Some of my colleagues have cancer but they will deny that is because they were exposed to radiation at the plant. Half of a guy's face was rotting away through radiation.
He recently passed away. When you see these things you have no other option but to react humanely.
I don’t believe there is a way of making nuclear safe. Koeberg and Pelindaba have been running for close to 40 years but there has never been an epidemiological study on workers in South Africa.
Elsewhere these studies have been done showing the harmful effects but when you engage closely, the scientists that did that research are made out to be mavericks.
When you go for an x-ray at hospital, the radiographer will stand behind a shielded window or they will have lead aprons to protect them against certain types of radiation.
But at nuclear plants nothing can stop this – only water can minimise the effects of the neutrons that you are bombarded with. The radiation creates distortions in your cell structure, it causes various types of cancer, it also affects your white blood cells.

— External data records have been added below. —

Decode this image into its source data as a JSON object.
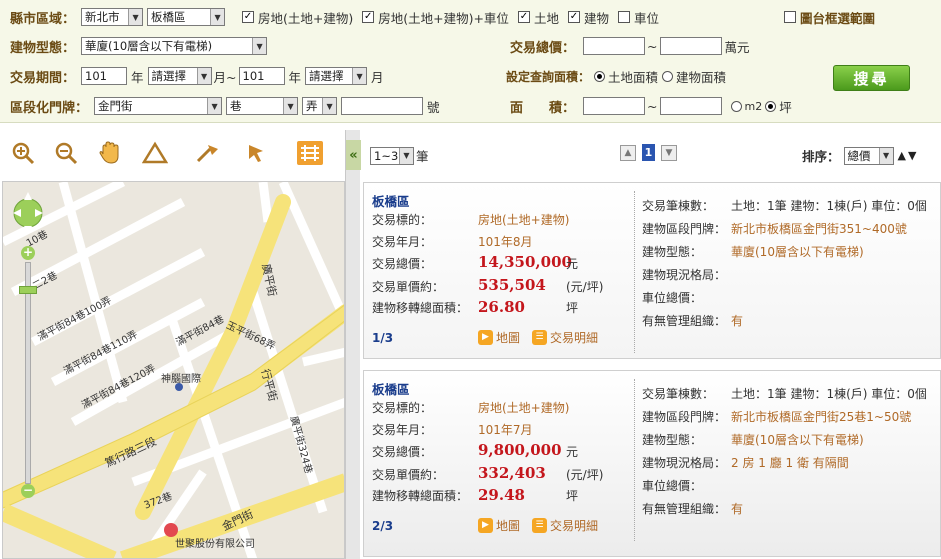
{
  "search": {
    "county_label": "縣市區域：",
    "county_value": "新北市",
    "district_value": "板橋區",
    "filters": [
      {
        "label": "房地(土地+建物)",
        "checked": true
      },
      {
        "label": "房地(土地+建物)+車位",
        "checked": true
      },
      {
        "label": "土地",
        "checked": true
      },
      {
        "label": "建物",
        "checked": true
      },
      {
        "label": "車位",
        "checked": false
      }
    ],
    "map_select_label": "圖台框選範圍",
    "building_type_label": "建物型態：",
    "building_type_value": "華廈(10層含以下有電梯)",
    "total_price_label": "交易總價：",
    "total_price_sep": "~",
    "total_price_unit": "萬元",
    "period_label": "交易期間：",
    "period_from_year": "101",
    "year_unit": "年",
    "month_placeholder": "請選擇",
    "month_unit_sep": "月~",
    "period_to_year": "101",
    "month_unit": "月",
    "area_setting_label": "設定查詢面積：",
    "area_opt_land": "土地面積",
    "area_opt_building": "建物面積",
    "search_button": "搜尋",
    "address_label": "區段化門牌：",
    "road_value": "金門街",
    "lane_value": "巷",
    "alley_value": "弄",
    "number_unit": "號",
    "area_label": "面　　積：",
    "area_sep": "~",
    "unit_m2": "m2",
    "unit_ping": "坪"
  },
  "toolbar": {
    "icons": [
      "zoom-in-icon",
      "zoom-out-icon",
      "pan-hand-icon",
      "measure-area-icon",
      "measure-distance-icon",
      "select-icon",
      "layers-icon"
    ]
  },
  "map": {
    "labels": {
      "lane10": "10巷",
      "lane2": "二2巷",
      "lane100": "滿平街84巷100弄",
      "lane110": "滿平街84巷110弄",
      "lane120": "滿平街84巷120弄",
      "lane84": "滿平街84巷",
      "yuping": "玉平街68弄",
      "guangping": "廣平街",
      "shenao": "神腦國際",
      "duxing": "篤行路三段",
      "duxing2": "篤行路三段",
      "xingping": "行平街",
      "lane324": "廣平街324巷",
      "lane372": "372巷",
      "jinmen": "金門街",
      "shijie": "世聚股份有限公司"
    }
  },
  "results": {
    "per_page_value": "1~3",
    "per_page_unit": "筆",
    "page_current": "1",
    "sort_label": "排序：",
    "sort_value": "總價",
    "records": [
      {
        "district": "板橋區",
        "k_target": "交易標的：",
        "target": "房地(土地+建物)",
        "k_date": "交易年月：",
        "date": "101年8月",
        "k_total": "交易總價：",
        "total": "14,350,000",
        "total_unit": "元",
        "k_unit_price": "交易單價約：",
        "unit_price": "535,504",
        "unit_price_unit": "(元/坪)",
        "k_area": "建物移轉總面積：",
        "area": "26.80",
        "area_unit": "坪",
        "page": "1/3",
        "map_link": "地圖",
        "detail_link": "交易明細",
        "k_count": "交易筆棟數：",
        "count": "土地：1筆 建物：1棟(戶) 車位：0個",
        "k_address": "建物區段門牌：",
        "address": "新北市板橋區金門街351~400號",
        "k_form": "建物型態：",
        "form": "華廈(10層含以下有電梯)",
        "k_layout": "建物現況格局：",
        "layout": "",
        "k_parking": "車位總價：",
        "parking": "",
        "k_mgmt": "有無管理組織：",
        "mgmt": "有"
      },
      {
        "district": "板橋區",
        "k_target": "交易標的：",
        "target": "房地(土地+建物)",
        "k_date": "交易年月：",
        "date": "101年7月",
        "k_total": "交易總價：",
        "total": "9,800,000",
        "total_unit": "元",
        "k_unit_price": "交易單價約：",
        "unit_price": "332,403",
        "unit_price_unit": "(元/坪)",
        "k_area": "建物移轉總面積：",
        "area": "29.48",
        "area_unit": "坪",
        "page": "2/3",
        "map_link": "地圖",
        "detail_link": "交易明細",
        "k_count": "交易筆棟數：",
        "count": "土地：1筆 建物：1棟(戶) 車位：0個",
        "k_address": "建物區段門牌：",
        "address": "新北市板橋區金門街25巷1~50號",
        "k_form": "建物型態：",
        "form": "華廈(10層含以下有電梯)",
        "k_layout": "建物現況格局：",
        "layout": "2 房 1 廳 1 衛 有隔間",
        "k_parking": "車位總價：",
        "parking": "",
        "k_mgmt": "有無管理組織：",
        "mgmt": "有"
      }
    ]
  }
}
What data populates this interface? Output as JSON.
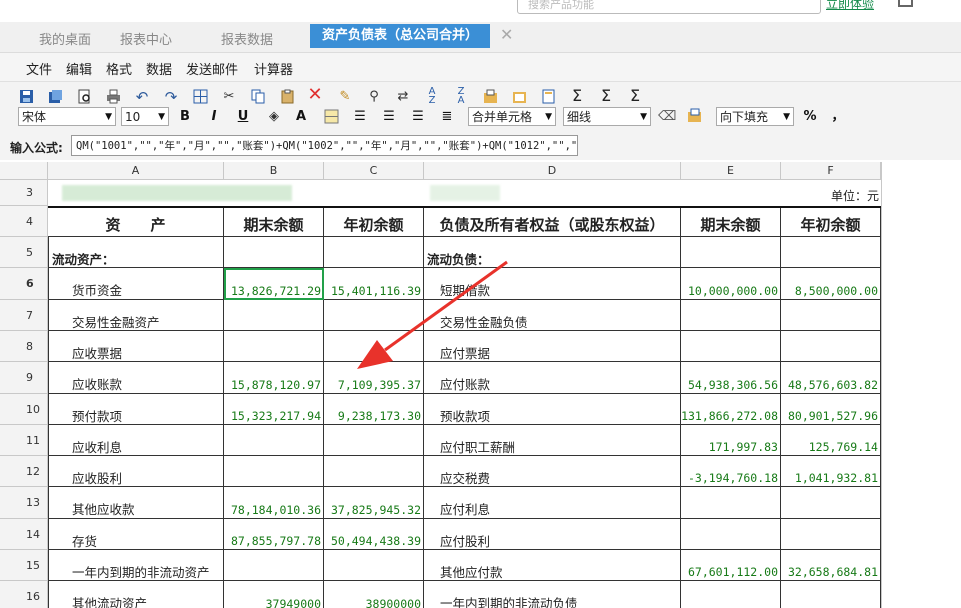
{
  "header": {
    "search_placeholder": "搜索产品功能",
    "top_link": "立即体验"
  },
  "tabs": [
    {
      "label": "我的桌面",
      "active": false
    },
    {
      "label": "报表中心",
      "active": false
    },
    {
      "label": "报表数据",
      "active": false
    },
    {
      "label": "资产负债表（总公司合并）",
      "active": true
    }
  ],
  "tab_close": "✕",
  "menu": [
    "文件",
    "编辑",
    "格式",
    "数据",
    "发送邮件",
    "计算器"
  ],
  "toolbar": {
    "font": "宋体",
    "font_size": "10",
    "bold": "B",
    "italic": "I",
    "underline": "U",
    "merge": "合并单元格",
    "line_style": "细线",
    "fill": "向下填充",
    "percent": "%",
    "comma": "，"
  },
  "formula": {
    "label": "输入公式:",
    "value": "QM(\"1001\",\"\",\"年\",\"月\",\"\",\"账套\")+QM(\"1002\",\"\",\"年\",\"月\",\"\",\"账套\")+QM(\"1012\",\"\",\"年\",\"月\",\"\",\"账套"
  },
  "columns": [
    "A",
    "B",
    "C",
    "D",
    "E",
    "F"
  ],
  "unit": "单位：元",
  "headers": [
    "资　　产",
    "期末余额",
    "年初余额",
    "负债及所有者权益（或股东权益）",
    "期末余额",
    "年初余额"
  ],
  "rows": [
    {
      "num": "5",
      "a": "流动资产：",
      "b": "",
      "c": "",
      "d": "流动负债：",
      "e": "",
      "f": "",
      "bold": true
    },
    {
      "num": "6",
      "a": "货币资金",
      "b": "13,826,721.29",
      "c": "15,401,116.39",
      "d": "短期借款",
      "e": "10,000,000.00",
      "f": "8,500,000.00"
    },
    {
      "num": "7",
      "a": "交易性金融资产",
      "b": "",
      "c": "",
      "d": "交易性金融负债",
      "e": "",
      "f": ""
    },
    {
      "num": "8",
      "a": "应收票据",
      "b": "",
      "c": "",
      "d": "应付票据",
      "e": "",
      "f": ""
    },
    {
      "num": "9",
      "a": "应收账款",
      "b": "15,878,120.97",
      "c": "7,109,395.37",
      "d": "应付账款",
      "e": "54,938,306.56",
      "f": "48,576,603.82"
    },
    {
      "num": "10",
      "a": "预付款项",
      "b": "15,323,217.94",
      "c": "9,238,173.30",
      "d": "预收款项",
      "e": "131,866,272.08",
      "f": "80,901,527.96"
    },
    {
      "num": "11",
      "a": "应收利息",
      "b": "",
      "c": "",
      "d": "应付职工薪酬",
      "e": "171,997.83",
      "f": "125,769.14"
    },
    {
      "num": "12",
      "a": "应收股利",
      "b": "",
      "c": "",
      "d": "应交税费",
      "e": "-3,194,760.18",
      "f": "1,041,932.81"
    },
    {
      "num": "13",
      "a": "其他应收款",
      "b": "78,184,010.36",
      "c": "37,825,945.32",
      "d": "应付利息",
      "e": "",
      "f": ""
    },
    {
      "num": "14",
      "a": "存货",
      "b": "87,855,797.78",
      "c": "50,494,438.39",
      "d": "应付股利",
      "e": "",
      "f": ""
    },
    {
      "num": "15",
      "a": "一年内到期的非流动资产",
      "b": "",
      "c": "",
      "d": "其他应付款",
      "e": "67,601,112.00",
      "f": "32,658,684.81"
    },
    {
      "num": "16",
      "a": "其他流动资产",
      "b": "37949000",
      "c": "38900000",
      "d": "一年内到期的非流动负债",
      "e": "",
      "f": ""
    }
  ],
  "colors": {
    "accent": "#3b8fd6",
    "number": "#177a17",
    "selection": "#22a049",
    "arrow": "#e8322b"
  }
}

I have been to Russia, Germany, France, to UK and US and seen their nuclear plants. In South Korea they have few other options but nuclear – they have no coal, they don’t have the intensity of the sun that we have here and their winters are very cold.
What is Num's view on the energy mix?
We have an abundance of coal in this country and as Num we say there are clean coal technologies. We believe we must have at least 70% base-load from coal and mix the other 30%.
If nuclear is included in the remaining 30% then the bulk of the money will be allocated to nuclear and other energy sources won't be able to compete. We need to exploit our resources like wind, sun, coal and biomass.
What about the view that nuclear energy is clean?
The view that nuclear is clean is a misnomer. Right through the process, from mining to processing the uranium and the generation of electricity, carbon is released into the atmosphere. Those in favour of nuclear will say it is clean because they don’t look at the total process.
What is Num doing to influence government's views?
We are lobbying government, plus various departments involved – DPE and DME; we are also talking to portfolio committees and making our views known.
Toyota has installed solar water panels to heat water for the ablutions at its massive plant in Durban. It is saving R95 000 per month in energy costs and has reduced ??? of its total energy consumption. Toyota
Graphic showing our current sources of energy
Numsa News Bulletin No 20 2008